“We’re a multipurpose app, not just ridesharing, for life’s SOS moments,” Get Me’s Chief Experience Officer Jonathan Laramy said.

Get Me app Jonathan Laramy is chief experience officer for Get Me, an app-based company offering delivery and ride-hailing services.[/caption]

Get Me was founded on the premise of combining the best of ride-hailing and delivery services, Laramy said. He and the other co-founders worked with the Dallas office of Austin-based app developer projekt202 to develop the app. Projekt202 interviewed consumers and drivers to find out what people like about existing services.

“They came back to us with a concept that was in between personal concierge and personal assistant—combining rides and deliveries,” said Laramy, who is a frequent user of other ride-hailing and delivery app-based companies.

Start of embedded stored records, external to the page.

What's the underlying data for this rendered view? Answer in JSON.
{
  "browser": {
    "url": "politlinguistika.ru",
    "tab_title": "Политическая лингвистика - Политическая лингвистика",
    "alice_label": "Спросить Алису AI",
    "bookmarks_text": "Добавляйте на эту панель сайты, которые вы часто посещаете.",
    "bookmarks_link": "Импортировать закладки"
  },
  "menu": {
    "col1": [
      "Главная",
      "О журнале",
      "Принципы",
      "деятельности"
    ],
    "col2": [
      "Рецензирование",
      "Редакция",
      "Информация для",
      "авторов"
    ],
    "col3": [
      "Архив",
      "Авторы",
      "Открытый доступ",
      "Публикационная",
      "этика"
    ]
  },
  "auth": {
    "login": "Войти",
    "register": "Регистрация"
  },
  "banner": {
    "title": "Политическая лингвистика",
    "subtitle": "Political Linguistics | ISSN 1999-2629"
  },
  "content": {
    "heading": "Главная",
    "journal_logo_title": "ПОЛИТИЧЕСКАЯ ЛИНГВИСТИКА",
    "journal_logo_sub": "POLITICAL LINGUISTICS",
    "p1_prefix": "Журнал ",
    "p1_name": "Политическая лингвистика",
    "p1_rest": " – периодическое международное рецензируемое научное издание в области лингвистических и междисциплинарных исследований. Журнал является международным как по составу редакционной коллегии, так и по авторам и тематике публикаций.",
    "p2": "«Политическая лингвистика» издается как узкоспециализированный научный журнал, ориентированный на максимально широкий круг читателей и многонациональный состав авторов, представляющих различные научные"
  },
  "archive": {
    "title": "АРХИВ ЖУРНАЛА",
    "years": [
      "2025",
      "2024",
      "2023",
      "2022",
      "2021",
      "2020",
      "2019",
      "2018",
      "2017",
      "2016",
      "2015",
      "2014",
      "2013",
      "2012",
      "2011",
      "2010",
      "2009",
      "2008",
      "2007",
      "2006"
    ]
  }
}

Get Me launched Aug. 20 in Dallas, where its headquarters are located, and launched Oct. 15 in Houston. Laramy said the company is opening temporary offices in downtown Austin and will relocate its headquarters in 2016.

Drivers, known as Go-Getters, are part of what Get Me calls its Ondemand Driver Network in which consumers may request a ride or delivery of small, medium or large items. The network includes motorcycles for courier services and pickup trucks for larger hauls, Laramy said.

Laramy said Get Me also does not use surge pricing during busy times, but it does charge 10 percent higher fees between midnight and 6 a.m. Delivery fees start at $15 for trips within 5 miles plus 10 percent of the cost of the items being delivered. Eighty percent of the fees to go the driver, and the remainder go to the company. Consumers may also choose to tip.

On Dec. 17, Austin City Council will consider several amendments to the city’s ordinance regulating ride-hailing companies, including Uber and Lyft. Laramy said Get Me supports the proposed changes, including requiring fingerprinting as part of background checks for drivers as long as it is seamless and not cost prohibitive to drivers.

The company already operates in Houston, which mandates fingerprinting. Laramy said such background check requirements can cost between $30-$50 for drivers. He said a fingerprint-based background check—verses a name-based check—is a more valid test of someone’s history.

“When we did our research, the No. 1 thing we could do to make sure others will use the app from the driver side and consumer side was safety and security—absolutely the top for both,” he said.

For 2016, Get Me has its sight on growth, having already expanded beyond Texas in November to Las Vegas where it only has delivery services, Laramy said. The company plans to launch in San Antonio on Jan. 14.

In the near future, Get Me will also launch its Go Giver service to deliver excess food and clothing that otherwise would be thrown away to shelters and soup kitchens.

For more information, visit Interested drivers may visit

This story has been updated.